═════ DATA FOR THIS EXERCISE ═════

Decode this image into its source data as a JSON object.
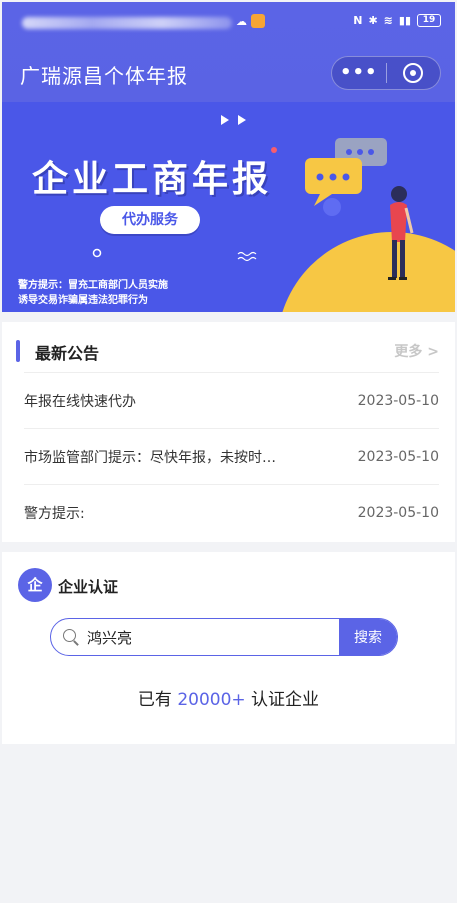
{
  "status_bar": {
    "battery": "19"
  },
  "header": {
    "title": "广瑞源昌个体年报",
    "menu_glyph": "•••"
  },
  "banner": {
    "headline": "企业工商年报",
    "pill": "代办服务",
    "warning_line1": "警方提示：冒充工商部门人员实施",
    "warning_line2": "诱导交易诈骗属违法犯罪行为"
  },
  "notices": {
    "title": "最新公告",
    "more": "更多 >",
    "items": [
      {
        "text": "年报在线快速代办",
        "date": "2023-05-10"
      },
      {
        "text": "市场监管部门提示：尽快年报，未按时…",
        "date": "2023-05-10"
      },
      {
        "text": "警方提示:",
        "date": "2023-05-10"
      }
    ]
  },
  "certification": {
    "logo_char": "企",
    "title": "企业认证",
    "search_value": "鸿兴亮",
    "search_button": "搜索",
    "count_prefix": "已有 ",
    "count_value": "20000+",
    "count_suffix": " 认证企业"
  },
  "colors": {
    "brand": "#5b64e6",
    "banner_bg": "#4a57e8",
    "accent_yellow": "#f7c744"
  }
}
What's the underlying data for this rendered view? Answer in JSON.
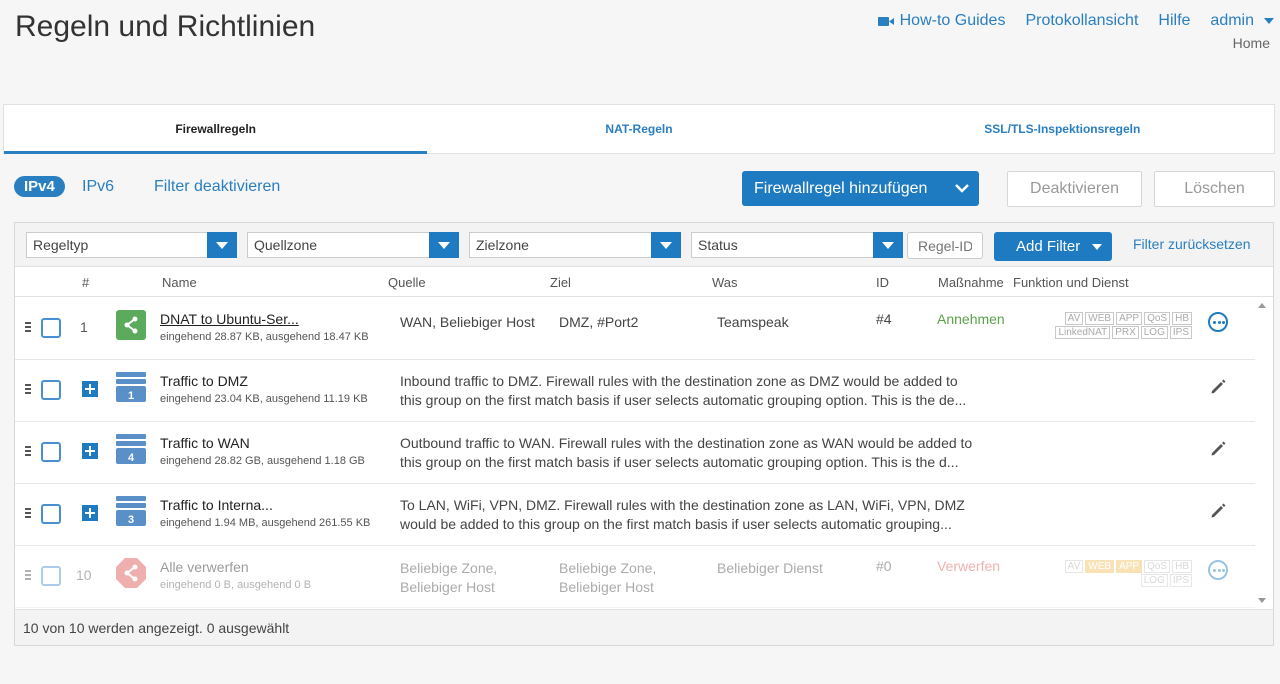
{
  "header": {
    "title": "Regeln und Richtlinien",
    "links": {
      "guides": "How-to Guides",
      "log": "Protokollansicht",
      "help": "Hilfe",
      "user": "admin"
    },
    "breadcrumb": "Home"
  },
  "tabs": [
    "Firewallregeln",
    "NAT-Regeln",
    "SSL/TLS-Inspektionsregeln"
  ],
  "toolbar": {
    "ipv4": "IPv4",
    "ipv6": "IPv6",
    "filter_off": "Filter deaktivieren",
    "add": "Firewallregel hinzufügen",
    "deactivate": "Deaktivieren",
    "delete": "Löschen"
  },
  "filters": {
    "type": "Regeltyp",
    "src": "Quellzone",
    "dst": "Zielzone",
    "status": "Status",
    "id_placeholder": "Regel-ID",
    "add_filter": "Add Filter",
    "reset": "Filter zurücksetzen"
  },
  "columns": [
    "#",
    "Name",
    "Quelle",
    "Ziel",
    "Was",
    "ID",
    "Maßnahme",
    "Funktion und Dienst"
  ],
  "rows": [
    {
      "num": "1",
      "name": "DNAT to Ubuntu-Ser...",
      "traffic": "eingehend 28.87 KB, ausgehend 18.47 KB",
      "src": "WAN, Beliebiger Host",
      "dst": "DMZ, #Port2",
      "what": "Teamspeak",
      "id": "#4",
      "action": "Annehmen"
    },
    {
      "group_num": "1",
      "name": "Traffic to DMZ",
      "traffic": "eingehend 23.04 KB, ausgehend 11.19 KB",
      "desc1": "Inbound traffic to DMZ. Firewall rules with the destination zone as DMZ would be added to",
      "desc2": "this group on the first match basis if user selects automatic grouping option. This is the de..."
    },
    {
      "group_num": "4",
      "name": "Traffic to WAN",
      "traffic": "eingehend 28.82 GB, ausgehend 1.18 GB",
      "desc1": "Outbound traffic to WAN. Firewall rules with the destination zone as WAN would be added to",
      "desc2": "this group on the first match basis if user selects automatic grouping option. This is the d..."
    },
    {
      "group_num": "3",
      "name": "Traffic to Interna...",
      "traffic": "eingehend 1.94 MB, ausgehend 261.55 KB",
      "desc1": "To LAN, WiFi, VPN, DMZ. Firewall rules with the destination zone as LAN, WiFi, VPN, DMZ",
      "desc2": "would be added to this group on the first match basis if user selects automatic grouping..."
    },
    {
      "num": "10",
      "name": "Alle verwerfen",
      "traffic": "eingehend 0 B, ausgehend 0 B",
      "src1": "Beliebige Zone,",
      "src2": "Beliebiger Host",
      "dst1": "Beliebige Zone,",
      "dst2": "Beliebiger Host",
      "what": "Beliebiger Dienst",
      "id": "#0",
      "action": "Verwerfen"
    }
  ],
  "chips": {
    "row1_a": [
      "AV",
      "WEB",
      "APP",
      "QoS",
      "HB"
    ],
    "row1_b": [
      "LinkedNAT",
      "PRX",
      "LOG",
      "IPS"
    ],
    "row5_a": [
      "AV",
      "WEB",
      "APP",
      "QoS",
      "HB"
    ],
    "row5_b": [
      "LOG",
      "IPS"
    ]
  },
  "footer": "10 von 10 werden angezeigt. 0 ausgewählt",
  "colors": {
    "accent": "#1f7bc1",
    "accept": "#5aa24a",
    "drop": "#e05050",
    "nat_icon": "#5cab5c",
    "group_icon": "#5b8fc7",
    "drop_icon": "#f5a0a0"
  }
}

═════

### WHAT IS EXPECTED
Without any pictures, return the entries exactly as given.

### ANSWER SPACE
Decode this image into its source data as a JSON object.
{
  "status_bar": {
    "battery": "19"
  },
  "header": {
    "title": "广瑞源昌个体年报",
    "menu_glyph": "•••"
  },
  "banner": {
    "headline": "企业工商年报",
    "pill": "代办服务",
    "warning_line1": "警方提示：冒充工商部门人员实施",
    "warning_line2": "诱导交易诈骗属违法犯罪行为"
  },
  "notices": {
    "title": "最新公告",
    "more": "更多 >",
    "items": [
      {
        "text": "年报在线快速代办",
        "date": "2023-05-10"
      },
      {
        "text": "市场监管部门提示：尽快年报，未按时…",
        "date": "2023-05-10"
      },
      {
        "text": "警方提示:",
        "date": "2023-05-10"
      }
    ]
  },
  "certification": {
    "logo_char": "企",
    "title": "企业认证",
    "search_value": "鸿兴亮",
    "search_button": "搜索",
    "count_prefix": "已有 ",
    "count_value": "20000+",
    "count_suffix": " 认证企业"
  },
  "colors": {
    "brand": "#5b64e6",
    "banner_bg": "#4a57e8",
    "accent_yellow": "#f7c744"
  }
}
What's the underlying data for this rendered view? Answer in JSON.
{
  "header": {
    "title": "Regeln und Richtlinien",
    "links": {
      "guides": "How-to Guides",
      "log": "Protokollansicht",
      "help": "Hilfe",
      "user": "admin"
    },
    "breadcrumb": "Home"
  },
  "tabs": [
    "Firewallregeln",
    "NAT-Regeln",
    "SSL/TLS-Inspektionsregeln"
  ],
  "toolbar": {
    "ipv4": "IPv4",
    "ipv6": "IPv6",
    "filter_off": "Filter deaktivieren",
    "add": "Firewallregel hinzufügen",
    "deactivate": "Deaktivieren",
    "delete": "Löschen"
  },
  "filters": {
    "type": "Regeltyp",
    "src": "Quellzone",
    "dst": "Zielzone",
    "status": "Status",
    "id_placeholder": "Regel-ID",
    "add_filter": "Add Filter",
    "reset": "Filter zurücksetzen"
  },
  "columns": [
    "#",
    "Name",
    "Quelle",
    "Ziel",
    "Was",
    "ID",
    "Maßnahme",
    "Funktion und Dienst"
  ],
  "rows": [
    {
      "num": "1",
      "name": "DNAT to Ubuntu-Ser...",
      "traffic": "eingehend 28.87 KB, ausgehend 18.47 KB",
      "src": "WAN, Beliebiger Host",
      "dst": "DMZ, #Port2",
      "what": "Teamspeak",
      "id": "#4",
      "action": "Annehmen"
    },
    {
      "group_num": "1",
      "name": "Traffic to DMZ",
      "traffic": "eingehend 23.04 KB, ausgehend 11.19 KB",
      "desc1": "Inbound traffic to DMZ. Firewall rules with the destination zone as DMZ would be added to",
      "desc2": "this group on the first match basis if user selects automatic grouping option. This is the de..."
    },
    {
      "group_num": "4",
      "name": "Traffic to WAN",
      "traffic": "eingehend 28.82 GB, ausgehend 1.18 GB",
      "desc1": "Outbound traffic to WAN. Firewall rules with the destination zone as WAN would be added to",
      "desc2": "this group on the first match basis if user selects automatic grouping option. This is the d..."
    },
    {
      "group_num": "3",
      "name": "Traffic to Interna...",
      "traffic": "eingehend 1.94 MB, ausgehend 261.55 KB",
      "desc1": "To LAN, WiFi, VPN, DMZ. Firewall rules with the destination zone as LAN, WiFi, VPN, DMZ",
      "desc2": "would be added to this group on the first match basis if user selects automatic grouping..."
    },
    {
      "num": "10",
      "name": "Alle verwerfen",
      "traffic": "eingehend 0 B, ausgehend 0 B",
      "src1": "Beliebige Zone,",
      "src2": "Beliebiger Host",
      "dst1": "Beliebige Zone,",
      "dst2": "Beliebiger Host",
      "what": "Beliebiger Dienst",
      "id": "#0",
      "action": "Verwerfen"
    }
  ],
  "chips": {
    "row1_a": [
      "AV",
      "WEB",
      "APP",
      "QoS",
      "HB"
    ],
    "row1_b": [
      "LinkedNAT",
      "PRX",
      "LOG",
      "IPS"
    ],
    "row5_a": [
      "AV",
      "WEB",
      "APP",
      "QoS",
      "HB"
    ],
    "row5_b": [
      "LOG",
      "IPS"
    ]
  },
  "footer": "10 von 10 werden angezeigt. 0 ausgewählt",
  "colors": {
    "accent": "#1f7bc1",
    "accept": "#5aa24a",
    "drop": "#e05050",
    "nat_icon": "#5cab5c",
    "group_icon": "#5b8fc7",
    "drop_icon": "#f5a0a0"
  }
}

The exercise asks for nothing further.